The statements said or shown that struck me the most, besides the title of this post were:
- Losing lots of weight would take me into a new area I've never been since childhood, decades ago.
- People think those that are overweight have character flaws; we all do, ours are just more apparent. (Judy)
- People think we are slobs, dirty and lazy.
- Losing weight means losing the image you and the people you associate with love.
- Accept me for who I am.
- And finally, just because you have a lap band, doesn't mean you can’t gain weight again.
(Mujer Obesa by Botero)
I saw Szalynn from this documentary before. I believe it was on “My 600 Pound Life” but it may have also been on Dr. Oz, talking about her acceptance of her super-size.

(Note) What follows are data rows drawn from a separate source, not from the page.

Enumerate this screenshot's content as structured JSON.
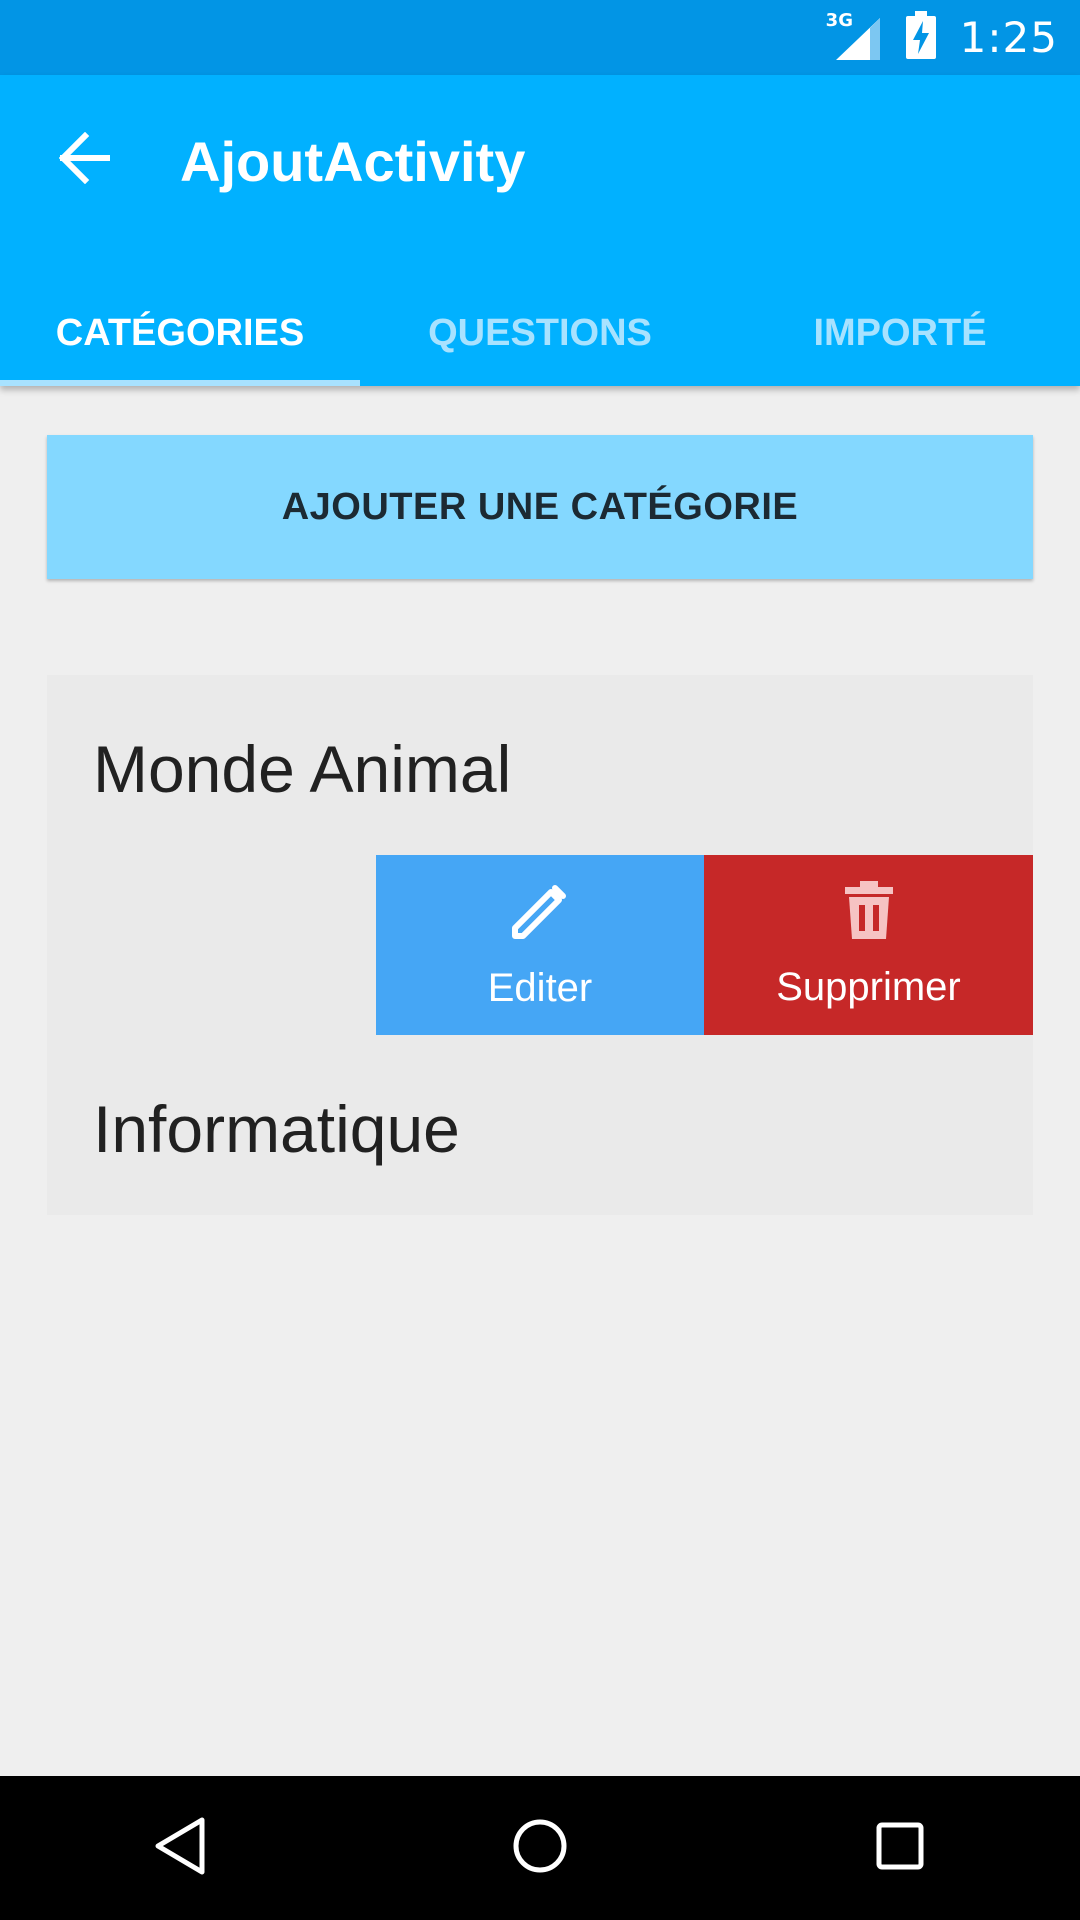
{
  "status_bar": {
    "network_label": "3G",
    "time": "1:25"
  },
  "app_bar": {
    "title": "AjoutActivity",
    "back_icon": "arrow-back-icon"
  },
  "tabs": [
    {
      "label": "CATÉGORIES",
      "active": true
    },
    {
      "label": "QUESTIONS",
      "active": false
    },
    {
      "label": "IMPORTÉ",
      "active": false
    }
  ],
  "add_button": {
    "label": "AJOUTER UNE CATÉGORIE"
  },
  "categories": [
    {
      "name": "Monde Animal"
    },
    {
      "name": "Informatique"
    }
  ],
  "swipe_actions": {
    "edit_label": "Editer",
    "edit_icon": "pencil-icon",
    "delete_label": "Supprimer",
    "delete_icon": "trash-icon"
  },
  "colors": {
    "status_bar": "#0295e5",
    "app_bar": "#01b1ff",
    "add_button": "#84d8ff",
    "edit": "#45a6f5",
    "delete": "#c62828"
  },
  "nav_bar": {
    "back_icon": "nav-back-icon",
    "home_icon": "nav-home-icon",
    "recents_icon": "nav-recents-icon"
  }
}
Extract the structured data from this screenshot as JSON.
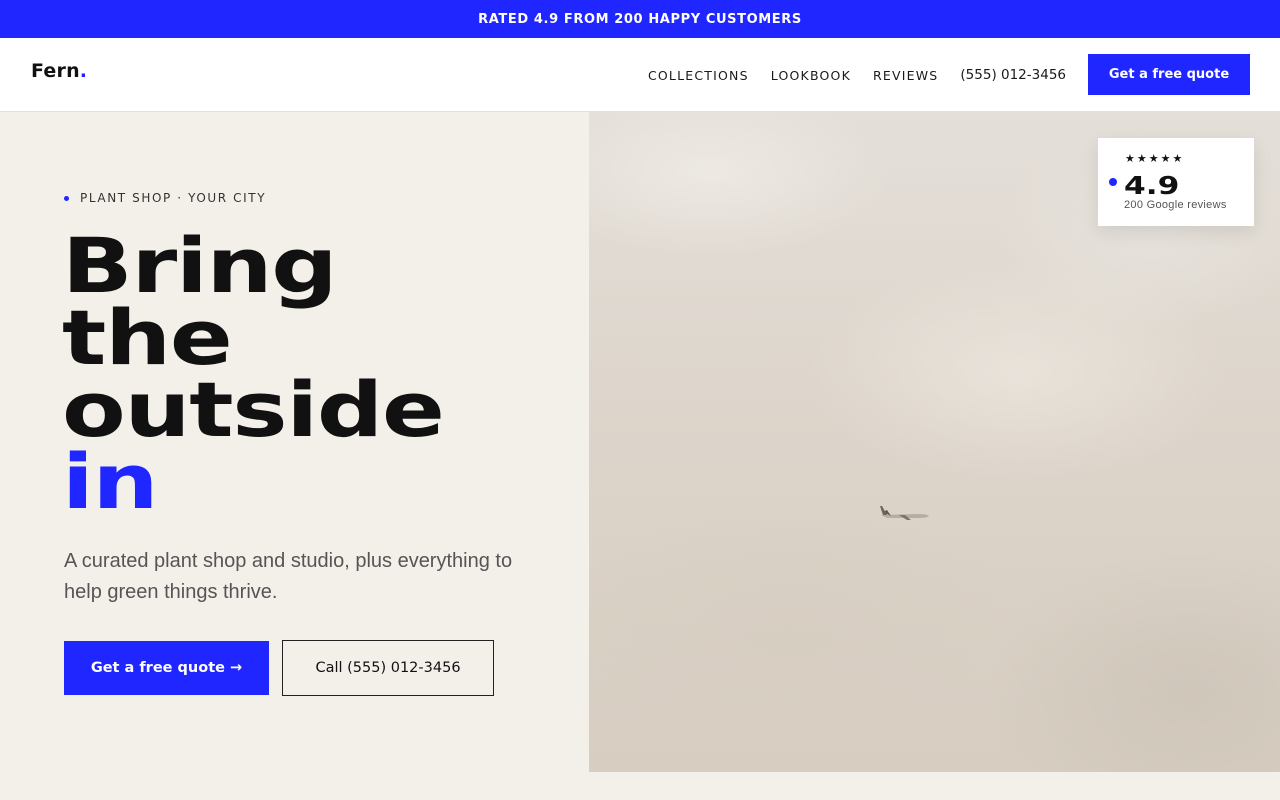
{
  "announcement": {
    "text": "RATED 4.9 FROM 200 HAPPY CUSTOMERS"
  },
  "nav": {
    "logo_text": "Fern",
    "logo_dot": ".",
    "links": [
      "COLLECTIONS",
      "LOOKBOOK",
      "REVIEWS"
    ],
    "phone": "(555) 012-3456",
    "cta_label": "Get a free quote"
  },
  "hero": {
    "eyebrow": "PLANT SHOP · YOUR CITY",
    "headline_lines": [
      "Bring",
      "the",
      "outside"
    ],
    "headline_accent": "in",
    "subtext": "A curated plant shop and studio, plus everything to help green things thrive.",
    "primary_button": "Get a free quote →",
    "secondary_button": "Call (555) 012-3456"
  },
  "rating_card": {
    "stars": "★★★★★",
    "value": "4.9",
    "subtext": "200 Google reviews"
  },
  "colors": {
    "accent": "#1f26ff",
    "background": "#f3f0ea",
    "text": "#111111"
  }
}
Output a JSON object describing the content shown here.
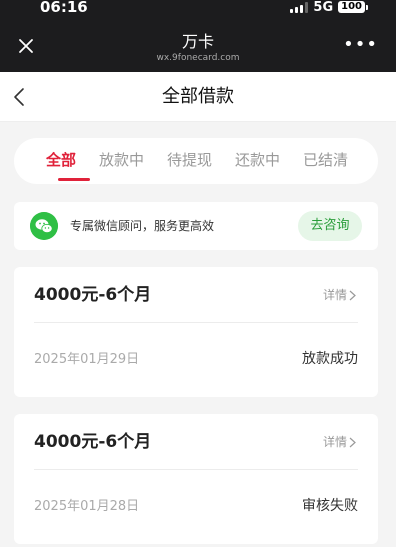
{
  "status_bar": {
    "time": "06:16",
    "network": "5G",
    "battery": "100"
  },
  "wx_header": {
    "title": "万卡",
    "subtitle": "wx.9fonecard.com",
    "more": "•••"
  },
  "page": {
    "title": "全部借款"
  },
  "tabs": [
    {
      "label": "全部",
      "active": true
    },
    {
      "label": "放款中",
      "active": false
    },
    {
      "label": "待提现",
      "active": false
    },
    {
      "label": "还款中",
      "active": false
    },
    {
      "label": "已结清",
      "active": false
    }
  ],
  "advisor": {
    "text": "专属微信顾问，服务更高效",
    "button": "去咨询"
  },
  "loans": [
    {
      "amount": "4000元-6个月",
      "detail": "详情",
      "date": "2025年01月29日",
      "status": "放款成功"
    },
    {
      "amount": "4000元-6个月",
      "detail": "详情",
      "date": "2025年01月28日",
      "status": "审核失败"
    }
  ],
  "colors": {
    "accent": "#e0223a",
    "wechat_green": "#2fbf45",
    "header_dark": "#1c1c1e"
  }
}
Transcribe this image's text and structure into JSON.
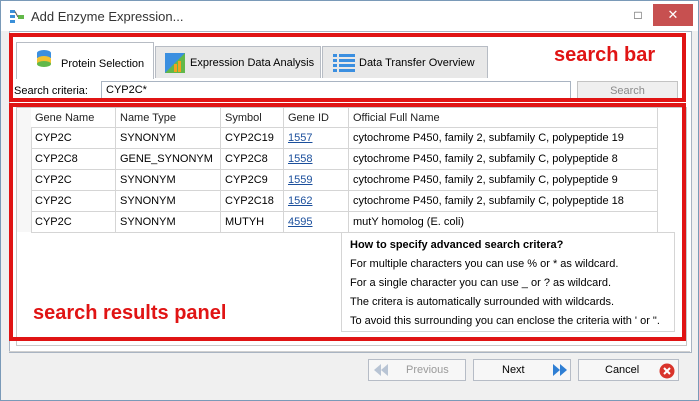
{
  "window": {
    "title": "Add Enzyme Expression..."
  },
  "titlebar": {
    "maximize_glyph": "□",
    "close_glyph": "✕"
  },
  "tabs": [
    {
      "label": "Protein Selection",
      "icon": "protein-stack-icon",
      "active": true
    },
    {
      "label": "Expression Data Analysis",
      "icon": "chart-icon",
      "active": false
    },
    {
      "label": "Data Transfer Overview",
      "icon": "list-icon",
      "active": false
    }
  ],
  "search": {
    "label": "Search criteria:",
    "value": "CYP2C*",
    "button_label": "Search"
  },
  "table": {
    "columns": [
      "Gene Name",
      "Name Type",
      "Symbol",
      "Gene ID",
      "Official Full Name"
    ],
    "rows": [
      [
        "CYP2C",
        "SYNONYM",
        "CYP2C19",
        "1557",
        "cytochrome P450, family 2, subfamily C, polypeptide 19"
      ],
      [
        "CYP2C8",
        "GENE_SYNONYM",
        "CYP2C8",
        "1558",
        "cytochrome P450, family 2, subfamily C, polypeptide 8"
      ],
      [
        "CYP2C",
        "SYNONYM",
        "CYP2C9",
        "1559",
        "cytochrome P450, family 2, subfamily C, polypeptide 9"
      ],
      [
        "CYP2C",
        "SYNONYM",
        "CYP2C18",
        "1562",
        "cytochrome P450, family 2, subfamily C, polypeptide 18"
      ],
      [
        "CYP2C",
        "SYNONYM",
        "MUTYH",
        "4595",
        "mutY homolog (E. coli)"
      ]
    ]
  },
  "help": {
    "title": "How to specify advanced search critera?",
    "lines": [
      "For multiple characters you can use % or * as wildcard.",
      "For a single character you can use _ or ? as wildcard.",
      "The critera is automatically surrounded with wildcards.",
      "To avoid this surrounding you can enclose the criteria with ' or \"."
    ]
  },
  "annotations": {
    "search_bar": "search bar",
    "results_panel": "search results panel",
    "color": "#e01414"
  },
  "footer": {
    "previous_label": "Previous",
    "next_label": "Next",
    "cancel_label": "Cancel"
  }
}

Her story makes me the saddest because she has a young child that loves her so much and an abusive, enabling husband, from all appearances, if memory serves me correctly. While planning for her weight loss surgery, she actually gained quite a bit of weight—I've been there (in terms of planning a diet) and done that (gained weight in the process).
I am not judging these women that are in BBW groups like NAAFA. A while back, I was approved for weight loss surgery but decided to lose it myself without surgery. I have also spent decades in self-acceptance mode, loving my food while at the same time accepting how fat it made me.
What I keyed into the most was the spiritual and mental implications of being overweight. For me, that always trumps the body in the weight loss conversation. I can’t speak for being morbidly obese because I haven’t been there but I just officially went under the BMI that is called obese, so I do know something about that.
What happened people may ask? Something gets broken inside. I know this all too well. It is often, but not always, caused by childhood trauma of one sort or another.
Rather than simply cutting, whether it is calories or surgery, there needs to be some mending of those broken bits. The mending that would make someone broken whole again, is what I find mind, body, and spiritual, connection provides. That is why I'm writing the book I am working on.